The scale of the rail is absolutely counterintuitive to Hawai`i’s “on earth” profile. Never mind the problems with our infrastructure that won’t get fixed because of rail. Let me be more specific: anyone who understands Hawai`i’ would never undertake to build rail in the first place.
Hawaii is a place the whole world knows and loves. A place of staggering beauty and extraordinary gentleness. A place that offers rest and restoration. A place of unique heritage and culture. A place of Aloha.
Hawa`i is a place where uncommon nature has been patient with common humanity for hundreds of years. Though we have run over it with concrete, it still engages us with views of towering mountains, and the beautiful blue sea. We love the thundering silence of its tradewinds. The baking heat of its sun.
So when we who love Hawaii think about just it is what we love, I wonder how much thought has been given to the incompatibility of the steel-on-steel rail, atop massive slabs of concrete to the Hawaii we love?
Suppose the current plans for rail succeed? You are at Electric Beach – about to enter the water and you take one last look behind you — at the rail. Later in the day, you leave your office to walk down Bishop Street.

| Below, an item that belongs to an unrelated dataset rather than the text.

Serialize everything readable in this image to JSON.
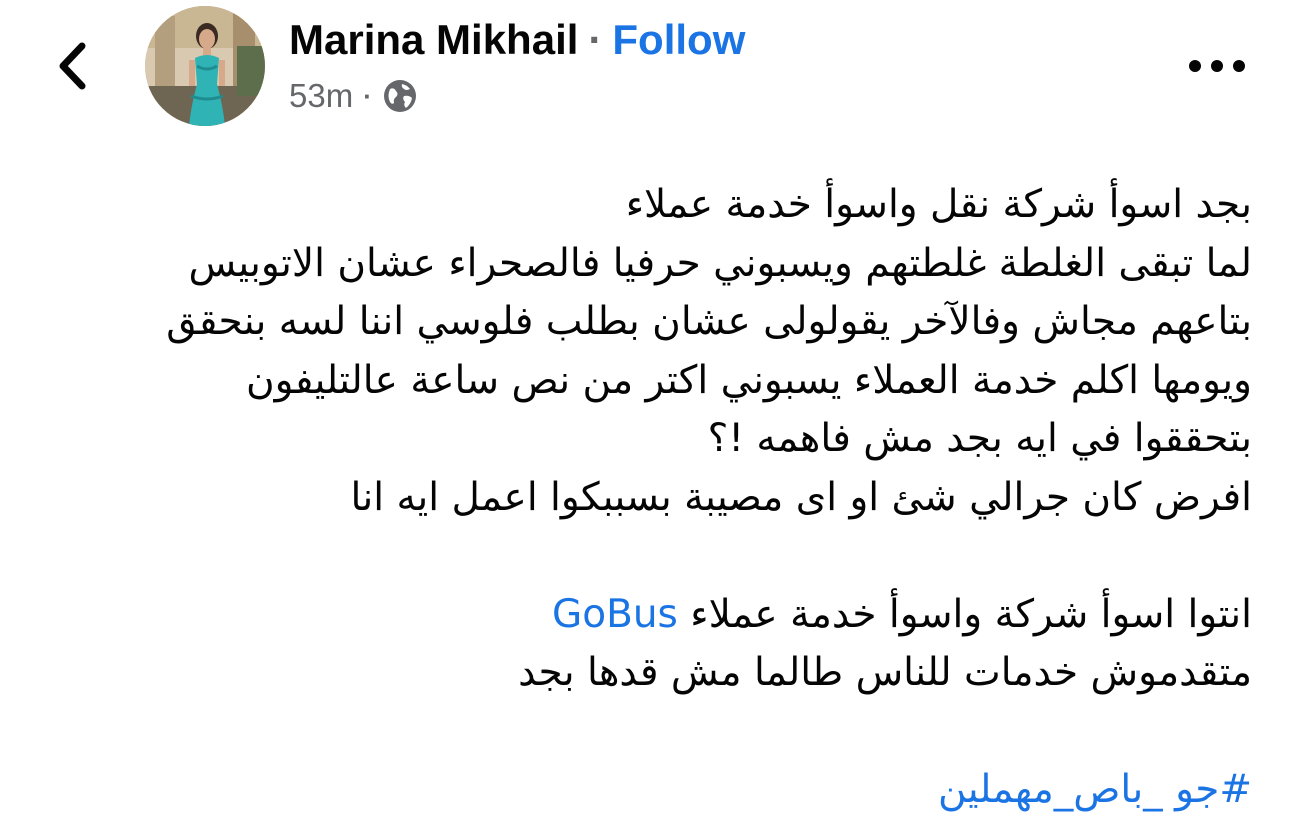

You will no longer be able to see the Harbor, or the shops at Aloha Tower, or even Irwin Park.
When you were in Chinatown last Saturday – never mind the view of the sea you used to love so much. Now it is blocked by rail. Your favorite auto shop is on Kona Street – or it was. Now it isn’t here. That huge Island Pool and Spa is gone, too, to make way for the rail. And the sailmakers next door. Even Tahiti Imports was gobbled up by eminent domain (or is it imminent domain?).
Malama Aina? The rail will rise to eight stories in front of Ala Moana Center, head down Kapiolani Boulevard and turn up University Avenue — that’s right, right down the middle where the median with the trees used to be. It will rise up as it crosses King Street, up and up and … over the freeway! No more view of beautiful Manoa Valley.
What are we doing here? We are going to spend more than $5 billion dollars on a visual blight that will do very little to solve our traffic problems. Our visitors love this island for its beauty. So do we.
We need to stop and look around before we commit ourselves irrevocably to heavy rail. Stand on Electric Beach and look at the mountains. Stand on the corner of Bishop Street and look at Aloha Tower. Better yet, cross the street and look back at the historic Dillingham Transportation Building – if rail becomes a reality, you won’t see it from Irwin Park.
We have done our beautiful islands enough harm. Now, more than ever, we should be their keepers. If we love Hawai`i, if we love O’ahu, if we love Honolulu, how did we say yes to rail?
Gloria Garvey is a well known branding expert and writer in Honolulu.